Work required
Set down every record below exactly as it stands, leaving out the pictures.

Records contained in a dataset
/---

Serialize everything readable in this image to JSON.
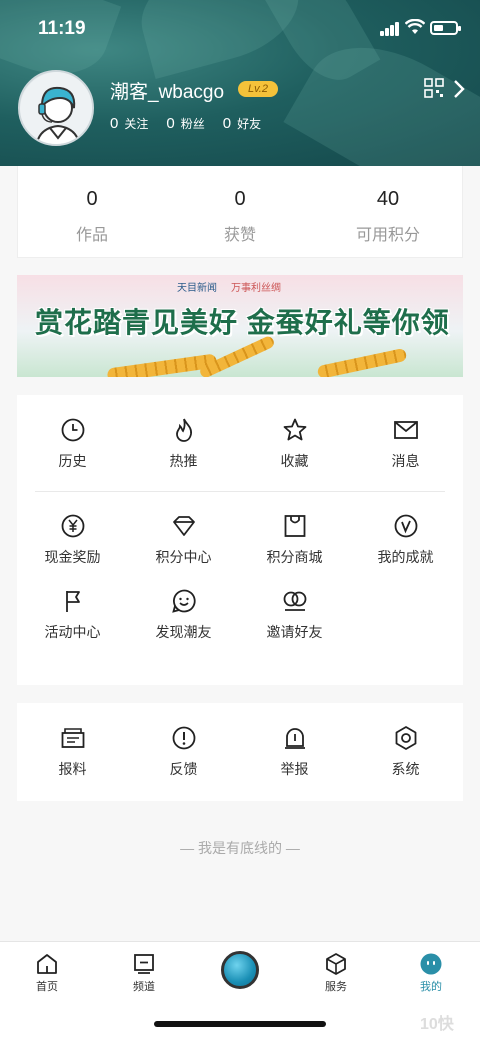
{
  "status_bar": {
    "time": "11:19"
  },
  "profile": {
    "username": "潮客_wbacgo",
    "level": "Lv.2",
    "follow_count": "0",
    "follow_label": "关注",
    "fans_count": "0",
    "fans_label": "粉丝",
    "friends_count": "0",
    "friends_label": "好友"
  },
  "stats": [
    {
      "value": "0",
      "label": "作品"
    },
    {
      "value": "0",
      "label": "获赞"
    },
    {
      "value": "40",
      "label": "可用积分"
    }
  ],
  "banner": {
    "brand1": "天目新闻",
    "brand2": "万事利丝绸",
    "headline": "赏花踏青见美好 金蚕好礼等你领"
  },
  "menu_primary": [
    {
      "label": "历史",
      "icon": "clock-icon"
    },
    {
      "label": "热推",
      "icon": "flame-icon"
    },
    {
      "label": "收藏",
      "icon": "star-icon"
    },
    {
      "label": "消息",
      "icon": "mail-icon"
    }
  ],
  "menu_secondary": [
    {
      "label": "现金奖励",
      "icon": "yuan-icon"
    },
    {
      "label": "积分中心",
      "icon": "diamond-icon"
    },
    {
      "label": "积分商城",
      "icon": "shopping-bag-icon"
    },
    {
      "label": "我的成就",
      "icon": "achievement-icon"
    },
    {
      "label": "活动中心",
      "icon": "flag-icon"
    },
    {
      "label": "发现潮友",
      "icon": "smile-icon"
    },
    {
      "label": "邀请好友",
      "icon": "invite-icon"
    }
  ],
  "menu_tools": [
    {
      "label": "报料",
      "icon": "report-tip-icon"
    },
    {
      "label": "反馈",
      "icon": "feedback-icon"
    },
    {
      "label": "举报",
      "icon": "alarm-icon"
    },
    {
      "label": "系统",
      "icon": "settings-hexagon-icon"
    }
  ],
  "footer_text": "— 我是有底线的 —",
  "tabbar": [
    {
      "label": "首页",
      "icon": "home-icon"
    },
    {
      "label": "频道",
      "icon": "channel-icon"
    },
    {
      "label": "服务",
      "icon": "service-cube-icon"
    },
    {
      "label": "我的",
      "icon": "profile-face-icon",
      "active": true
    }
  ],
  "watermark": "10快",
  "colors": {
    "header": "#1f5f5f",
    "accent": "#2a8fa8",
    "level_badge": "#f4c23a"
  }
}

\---

Written answer
Serialize everything readable in this image to JSON.
{
  "status_bar": {
    "time": "11:19"
  },
  "profile": {
    "username": "潮客_wbacgo",
    "level": "Lv.2",
    "follow_count": "0",
    "follow_label": "关注",
    "fans_count": "0",
    "fans_label": "粉丝",
    "friends_count": "0",
    "friends_label": "好友"
  },
  "stats": [
    {
      "value": "0",
      "label": "作品"
    },
    {
      "value": "0",
      "label": "获赞"
    },
    {
      "value": "40",
      "label": "可用积分"
    }
  ],
  "banner": {
    "brand1": "天目新闻",
    "brand2": "万事利丝绸",
    "headline": "赏花踏青见美好 金蚕好礼等你领"
  },
  "menu_primary": [
    {
      "label": "历史",
      "icon": "clock-icon"
    },
    {
      "label": "热推",
      "icon": "flame-icon"
    },
    {
      "label": "收藏",
      "icon": "star-icon"
    },
    {
      "label": "消息",
      "icon": "mail-icon"
    }
  ],
  "menu_secondary": [
    {
      "label": "现金奖励",
      "icon": "yuan-icon"
    },
    {
      "label": "积分中心",
      "icon": "diamond-icon"
    },
    {
      "label": "积分商城",
      "icon": "shopping-bag-icon"
    },
    {
      "label": "我的成就",
      "icon": "achievement-icon"
    },
    {
      "label": "活动中心",
      "icon": "flag-icon"
    },
    {
      "label": "发现潮友",
      "icon": "smile-icon"
    },
    {
      "label": "邀请好友",
      "icon": "invite-icon"
    }
  ],
  "menu_tools": [
    {
      "label": "报料",
      "icon": "report-tip-icon"
    },
    {
      "label": "反馈",
      "icon": "feedback-icon"
    },
    {
      "label": "举报",
      "icon": "alarm-icon"
    },
    {
      "label": "系统",
      "icon": "settings-hexagon-icon"
    }
  ],
  "footer_text": "— 我是有底线的 —",
  "tabbar": [
    {
      "label": "首页",
      "icon": "home-icon"
    },
    {
      "label": "频道",
      "icon": "channel-icon"
    },
    {
      "label": "服务",
      "icon": "service-cube-icon"
    },
    {
      "label": "我的",
      "icon": "profile-face-icon",
      "active": true
    }
  ],
  "watermark": "10快",
  "colors": {
    "header": "#1f5f5f",
    "accent": "#2a8fa8",
    "level_badge": "#f4c23a"
  }
}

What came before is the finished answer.